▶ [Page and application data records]
- Opening Delimiter -

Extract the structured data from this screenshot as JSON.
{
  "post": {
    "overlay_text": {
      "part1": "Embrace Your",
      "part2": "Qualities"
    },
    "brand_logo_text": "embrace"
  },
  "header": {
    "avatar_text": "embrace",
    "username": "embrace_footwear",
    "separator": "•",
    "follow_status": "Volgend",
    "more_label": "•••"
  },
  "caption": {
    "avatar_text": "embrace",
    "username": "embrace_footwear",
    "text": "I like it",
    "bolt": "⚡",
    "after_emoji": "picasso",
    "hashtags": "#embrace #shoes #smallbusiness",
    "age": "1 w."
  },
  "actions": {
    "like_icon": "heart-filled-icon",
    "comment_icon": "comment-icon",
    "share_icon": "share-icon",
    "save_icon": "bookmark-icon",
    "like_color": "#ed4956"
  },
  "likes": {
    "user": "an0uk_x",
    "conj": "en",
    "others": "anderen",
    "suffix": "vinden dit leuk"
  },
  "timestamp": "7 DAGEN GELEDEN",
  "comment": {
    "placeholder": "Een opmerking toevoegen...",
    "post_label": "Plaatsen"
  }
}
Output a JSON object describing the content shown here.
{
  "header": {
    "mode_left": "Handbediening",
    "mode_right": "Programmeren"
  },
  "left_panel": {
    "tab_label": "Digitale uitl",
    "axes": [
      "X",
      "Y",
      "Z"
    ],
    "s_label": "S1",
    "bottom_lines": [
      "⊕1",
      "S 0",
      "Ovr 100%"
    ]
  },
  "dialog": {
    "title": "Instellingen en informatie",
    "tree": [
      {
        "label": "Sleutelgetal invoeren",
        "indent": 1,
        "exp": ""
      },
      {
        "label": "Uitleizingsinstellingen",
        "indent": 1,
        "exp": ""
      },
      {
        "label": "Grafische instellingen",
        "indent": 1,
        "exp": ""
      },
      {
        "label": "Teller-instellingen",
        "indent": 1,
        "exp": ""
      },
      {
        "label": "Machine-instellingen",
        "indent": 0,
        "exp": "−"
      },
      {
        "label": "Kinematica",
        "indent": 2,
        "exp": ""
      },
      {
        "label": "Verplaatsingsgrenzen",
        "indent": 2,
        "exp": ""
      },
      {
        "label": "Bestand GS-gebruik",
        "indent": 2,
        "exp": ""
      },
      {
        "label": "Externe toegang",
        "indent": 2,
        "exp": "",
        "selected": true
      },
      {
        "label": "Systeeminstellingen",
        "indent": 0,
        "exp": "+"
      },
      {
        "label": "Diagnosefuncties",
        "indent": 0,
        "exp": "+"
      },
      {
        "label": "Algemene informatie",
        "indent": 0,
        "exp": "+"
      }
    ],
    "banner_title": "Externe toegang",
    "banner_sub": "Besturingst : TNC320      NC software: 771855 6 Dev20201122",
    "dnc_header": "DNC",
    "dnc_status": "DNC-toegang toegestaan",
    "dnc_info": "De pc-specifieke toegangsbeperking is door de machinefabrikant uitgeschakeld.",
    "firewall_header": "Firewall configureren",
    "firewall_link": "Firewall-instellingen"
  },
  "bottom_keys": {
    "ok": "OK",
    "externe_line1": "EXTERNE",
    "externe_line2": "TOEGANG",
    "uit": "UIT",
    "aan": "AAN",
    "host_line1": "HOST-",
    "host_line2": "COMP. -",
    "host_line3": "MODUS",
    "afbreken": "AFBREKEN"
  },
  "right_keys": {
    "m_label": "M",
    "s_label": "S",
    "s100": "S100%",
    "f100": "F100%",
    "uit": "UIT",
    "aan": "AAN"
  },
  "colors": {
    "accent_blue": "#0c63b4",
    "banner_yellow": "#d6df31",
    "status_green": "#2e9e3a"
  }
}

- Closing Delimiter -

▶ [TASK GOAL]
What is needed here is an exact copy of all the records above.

▶ [REPLY TO THE TASK]
Extract the structured data from this screenshot as JSON.
{
  "post": {
    "overlay_text": {
      "part1": "Embrace Your",
      "part2": "Qualities"
    },
    "brand_logo_text": "embrace"
  },
  "header": {
    "avatar_text": "embrace",
    "username": "embrace_footwear",
    "separator": "•",
    "follow_status": "Volgend",
    "more_label": "•••"
  },
  "caption": {
    "avatar_text": "embrace",
    "username": "embrace_footwear",
    "text": "I like it",
    "bolt": "⚡",
    "after_emoji": "picasso",
    "hashtags": "#embrace #shoes #smallbusiness",
    "age": "1 w."
  },
  "actions": {
    "like_icon": "heart-filled-icon",
    "comment_icon": "comment-icon",
    "share_icon": "share-icon",
    "save_icon": "bookmark-icon",
    "like_color": "#ed4956"
  },
  "likes": {
    "user": "an0uk_x",
    "conj": "en",
    "others": "anderen",
    "suffix": "vinden dit leuk"
  },
  "timestamp": "7 DAGEN GELEDEN",
  "comment": {
    "placeholder": "Een opmerking toevoegen...",
    "post_label": "Plaatsen"
  }
}
Output a JSON object describing the content shown here.
{
  "header": {
    "mode_left": "Handbediening",
    "mode_right": "Programmeren"
  },
  "left_panel": {
    "tab_label": "Digitale uitl",
    "axes": [
      "X",
      "Y",
      "Z"
    ],
    "s_label": "S1",
    "bottom_lines": [
      "⊕1",
      "S 0",
      "Ovr 100%"
    ]
  },
  "dialog": {
    "title": "Instellingen en informatie",
    "tree": [
      {
        "label": "Sleutelgetal invoeren",
        "indent": 1,
        "exp": ""
      },
      {
        "label": "Uitleizingsinstellingen",
        "indent": 1,
        "exp": ""
      },
      {
        "label": "Grafische instellingen",
        "indent": 1,
        "exp": ""
      },
      {
        "label": "Teller-instellingen",
        "indent": 1,
        "exp": ""
      },
      {
        "label": "Machine-instellingen",
        "indent": 0,
        "exp": "−"
      },
      {
        "label": "Kinematica",
        "indent": 2,
        "exp": ""
      },
      {
        "label": "Verplaatsingsgrenzen",
        "indent": 2,
        "exp": ""
      },
      {
        "label": "Bestand GS-gebruik",
        "indent": 2,
        "exp": ""
      },
      {
        "label": "Externe toegang",
        "indent": 2,
        "exp": "",
        "selected": true
      },
      {
        "label": "Systeeminstellingen",
        "indent": 0,
        "exp": "+"
      },
      {
        "label": "Diagnosefuncties",
        "indent": 0,
        "exp": "+"
      },
      {
        "label": "Algemene informatie",
        "indent": 0,
        "exp": "+"
      }
    ],
    "banner_title": "Externe toegang",
    "banner_sub": "Besturingst : TNC320      NC software: 771855 6 Dev20201122",
    "dnc_header": "DNC",
    "dnc_status": "DNC-toegang toegestaan",
    "dnc_info": "De pc-specifieke toegangsbeperking is door de machinefabrikant uitgeschakeld.",
    "firewall_header": "Firewall configureren",
    "firewall_link": "Firewall-instellingen"
  },
  "bottom_keys": {
    "ok": "OK",
    "externe_line1": "EXTERNE",
    "externe_line2": "TOEGANG",
    "uit": "UIT",
    "aan": "AAN",
    "host_line1": "HOST-",
    "host_line2": "COMP. -",
    "host_line3": "MODUS",
    "afbreken": "AFBREKEN"
  },
  "right_keys": {
    "m_label": "M",
    "s_label": "S",
    "s100": "S100%",
    "f100": "F100%",
    "uit": "UIT",
    "aan": "AAN"
  },
  "colors": {
    "accent_blue": "#0c63b4",
    "banner_yellow": "#d6df31",
    "status_green": "#2e9e3a"
  }
}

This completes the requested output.